It’s not often that I come across a product that revolutionizes my climbing.
When I tore the A2, 3, and 4 pulleys in my left ring finger, I knew I was facing an uphill battle. I saw a hand specialist and went through a month of physical therapy after taking two full months off. Once I resumed climbing, it was a pretty slow process. Jugs only for about two months, though I would work in a few crimps – but nothing truly weight-bearing.
After about six months, I was climbing pretty hard again – though not back to my previous levels and definitely no hard crimping!
Enter the Spiky Finger Massager. I had remembered a friend mentioning this little ring as something that kept him climbing and crimping hard through various finger injuries. I figured why not give it a shot. I emailed Michael Stainthorpe, and after $20 and less than a week’s time, I had two Spikys straight from the UK.
At first, the rings look like some sort of medieval torture device of sorts – a tiny silver band made up of little metal spikes. But let me tell you, this thing has saved my climbing.
All you do is roll it up and down your finger – that’s it. So simple. At first it feels really strange, not quite painful, just weird. But you definitely get used to it. Now what is it actually doing? It’s promoting blood flow to the fingers – a place that generally has very poor circulation. This can help your body repair damage, help get your fingers warm before a session, or prevent them from getting too cold between burns on a project.

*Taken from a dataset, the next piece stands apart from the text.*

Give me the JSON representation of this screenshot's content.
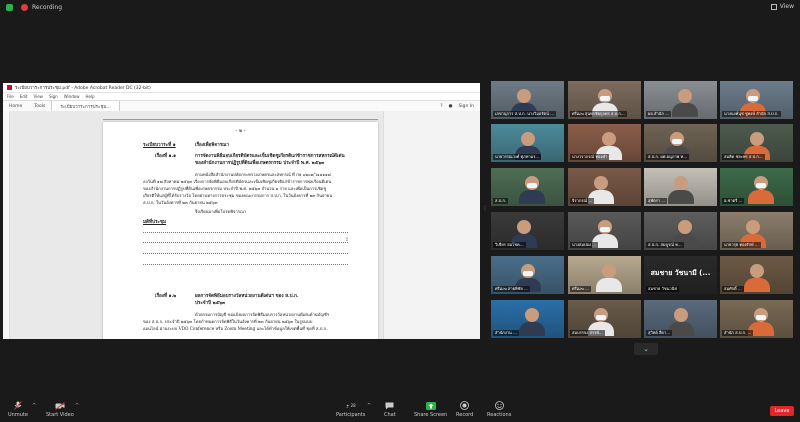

It’s effective, and I use mine before, during, and after sessions. It’s always in my pocket, and I’ll use it during class or on the train to work. It really just feels good, and it definitely soothes those aches and pains. When I started using a Spiky, I still had pain and some decreased range of motion in my ring finger, and I also had less severe strains in both middle fingers. After using a Spiky, the pain went away and I had full range of motion. At first, this was only temporary – but with a surprisingly short period of time and continued caution with my climbing, my fingers felt completely healed. For reference, when I started using a Spiky, my fingers still felt injured, and I was still taping regularly; one month later, I was placing 6th in Advanced at the Portland Boulder Rally. Quite a turnaround.

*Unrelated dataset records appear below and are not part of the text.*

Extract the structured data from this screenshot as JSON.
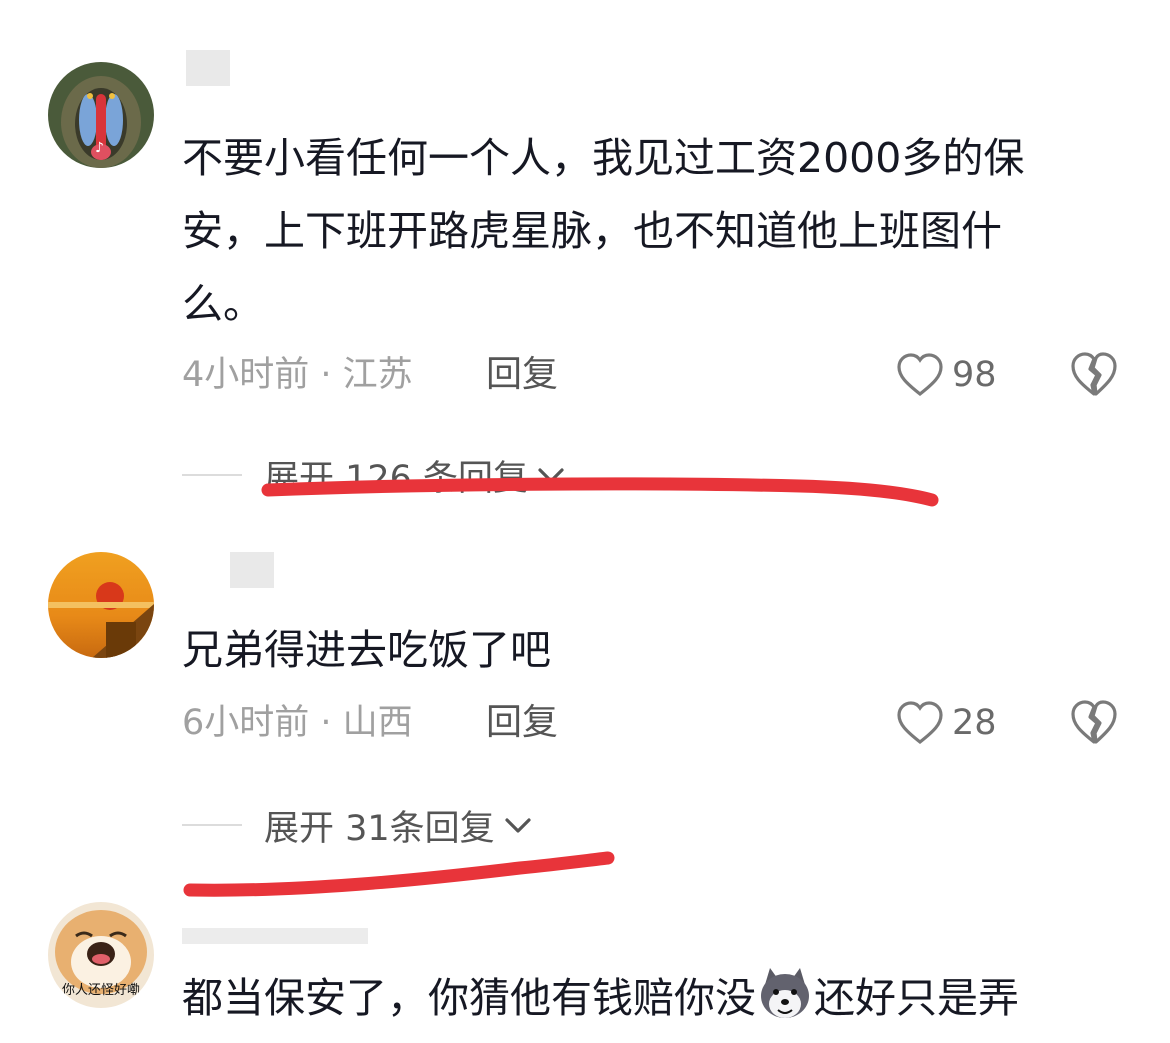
{
  "comments": [
    {
      "text": "不要小看任何一个人，我见过工资2000多的保安，上下班开路虎星脉，也不知道他上班图什么。",
      "time_location": "4小时前 · 江苏",
      "reply_label": "回复",
      "like_count": "98",
      "expand_label": "展开 126 条回复"
    },
    {
      "text": "兄弟得进去吃饭了吧",
      "time_location": "6小时前 · 山西",
      "reply_label": "回复",
      "like_count": "28",
      "expand_label": "展开 31条回复"
    },
    {
      "text_before_emoji": "都当保安了，你猜他有钱赔你没",
      "text_after_emoji": "还好只是弄",
      "avatar_caption": "你人还怪好嘞"
    }
  ],
  "icons": [
    "heart-icon",
    "broken-heart-icon",
    "chevron-down-icon",
    "husky-emoji-icon"
  ],
  "colors": {
    "text": "#161823",
    "meta": "#a0a0a0",
    "annotation_red": "#e8343a"
  }
}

With all of this said, if you have a severe finger injury – seek professional medical help. As climbers, we know how serious those injuries can be, so don’t neglect it, and don’t try to climb through it. I’d rather take some time off now than be shelved for an extended period in the future because I was stubborn!

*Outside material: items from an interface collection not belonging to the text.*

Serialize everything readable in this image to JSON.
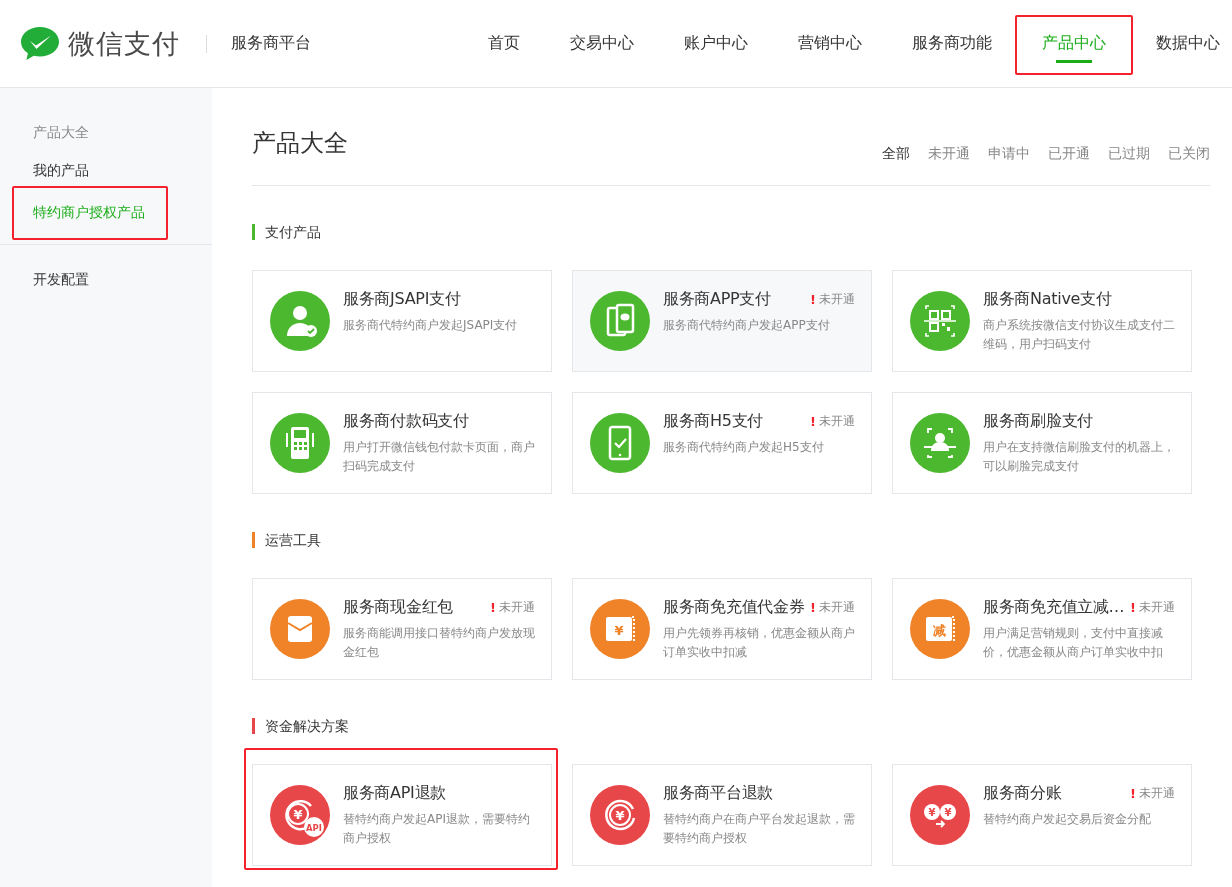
{
  "header": {
    "brand": "微信支付",
    "platform": "服务商平台",
    "nav": [
      {
        "label": "首页",
        "selected": false,
        "highlighted": false
      },
      {
        "label": "交易中心",
        "selected": false,
        "highlighted": false
      },
      {
        "label": "账户中心",
        "selected": false,
        "highlighted": false
      },
      {
        "label": "营销中心",
        "selected": false,
        "highlighted": false
      },
      {
        "label": "服务商功能",
        "selected": false,
        "highlighted": false
      },
      {
        "label": "产品中心",
        "selected": true,
        "highlighted": true
      },
      {
        "label": "数据中心",
        "selected": false,
        "highlighted": false
      }
    ]
  },
  "sidebar": {
    "groups": [
      {
        "heading": "产品大全",
        "items": [
          {
            "label": "我的产品",
            "selected": false,
            "highlighted": false
          },
          {
            "label": "特约商户授权产品",
            "selected": true,
            "highlighted": true
          }
        ]
      },
      {
        "items": [
          {
            "label": "开发配置",
            "selected": false,
            "highlighted": false
          }
        ]
      }
    ]
  },
  "page": {
    "title": "产品大全",
    "filters": [
      {
        "label": "全部",
        "selected": true
      },
      {
        "label": "未开通",
        "selected": false
      },
      {
        "label": "申请中",
        "selected": false
      },
      {
        "label": "已开通",
        "selected": false
      },
      {
        "label": "已过期",
        "selected": false
      },
      {
        "label": "已关闭",
        "selected": false
      }
    ],
    "sections": [
      {
        "title": "支付产品",
        "color": "#4cb82f",
        "products": [
          {
            "kind": "person",
            "name": "服务商JSAPI支付",
            "description": "服务商代特约商户发起JSAPI支付",
            "hovered": false,
            "highlighted": false
          },
          {
            "kind": "phones",
            "name": "服务商APP支付",
            "description": "服务商代特约商户发起APP支付",
            "badge": {
              "mark": "!",
              "text": "未开通"
            },
            "hovered": true,
            "highlighted": false
          },
          {
            "kind": "qr",
            "name": "服务商Native支付",
            "description": "商户系统按微信支付协议生成支付二维码，用户扫码支付",
            "hovered": false,
            "highlighted": false
          },
          {
            "kind": "pos",
            "name": "服务商付款码支付",
            "description": "用户打开微信钱包付款卡页面，商户扫码完成支付",
            "hovered": false,
            "highlighted": false
          },
          {
            "kind": "phone",
            "name": "服务商H5支付",
            "description": "服务商代特约商户发起H5支付",
            "badge": {
              "mark": "!",
              "text": "未开通"
            },
            "hovered": false,
            "highlighted": false
          },
          {
            "kind": "face",
            "name": "服务商刷脸支付",
            "description": "用户在支持微信刷脸支付的机器上，可以刷脸完成支付",
            "hovered": false,
            "highlighted": false
          }
        ]
      },
      {
        "title": "运营工具",
        "color": "#f08228",
        "products": [
          {
            "kind": "envelope",
            "name": "服务商现金红包",
            "description": "服务商能调用接口替特约商户发放现金红包",
            "badge": {
              "mark": "!",
              "text": "未开通"
            },
            "hovered": false,
            "highlighted": false
          },
          {
            "kind": "ticket",
            "icon_text": [
              "¥"
            ],
            "name": "服务商免充值代金券",
            "description": "用户先领券再核销，优惠金额从商户订单实收中扣减",
            "badge": {
              "mark": "!",
              "text": "未开通"
            },
            "hovered": false,
            "highlighted": false
          },
          {
            "kind": "ticket",
            "icon_text": [
              "减"
            ],
            "name": "服务商免充值立减…",
            "description": "用户满足营销规则，支付中直接减价，优惠金额从商户订单实收中扣",
            "badge": {
              "mark": "!",
              "text": "未开通"
            },
            "hovered": false,
            "highlighted": false
          }
        ]
      },
      {
        "title": "资金解决方案",
        "color": "#e8474a",
        "products": [
          {
            "kind": "refund-api",
            "icon_text": [
              "¥",
              "API"
            ],
            "name": "服务商API退款",
            "description": "替特约商户发起API退款，需要特约商户授权",
            "hovered": false,
            "highlighted": true
          },
          {
            "kind": "refund",
            "icon_text": [
              "¥"
            ],
            "name": "服务商平台退款",
            "description": "替特约商户在商户平台发起退款，需要特约商户授权",
            "hovered": false,
            "highlighted": false
          },
          {
            "kind": "split",
            "icon_text": [
              "¥",
              "¥"
            ],
            "name": "服务商分账",
            "description": "替特约商户发起交易后资金分配",
            "badge": {
              "mark": "!",
              "text": "未开通"
            },
            "hovered": false,
            "highlighted": false
          }
        ]
      }
    ]
  }
}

You can also find similar products on Amazon, but from what I’ve heard from friends, they’re not as good as the one Michael sells on his website.
These Spikys are absolutely fantastic as a preventative measure and a therapeutic one during the later stages of the injury rehab process. I highly recommend it!
If you have other cool devices that help you with injury prevention or recovery, leave a comment or get in touch. I would love to check it out!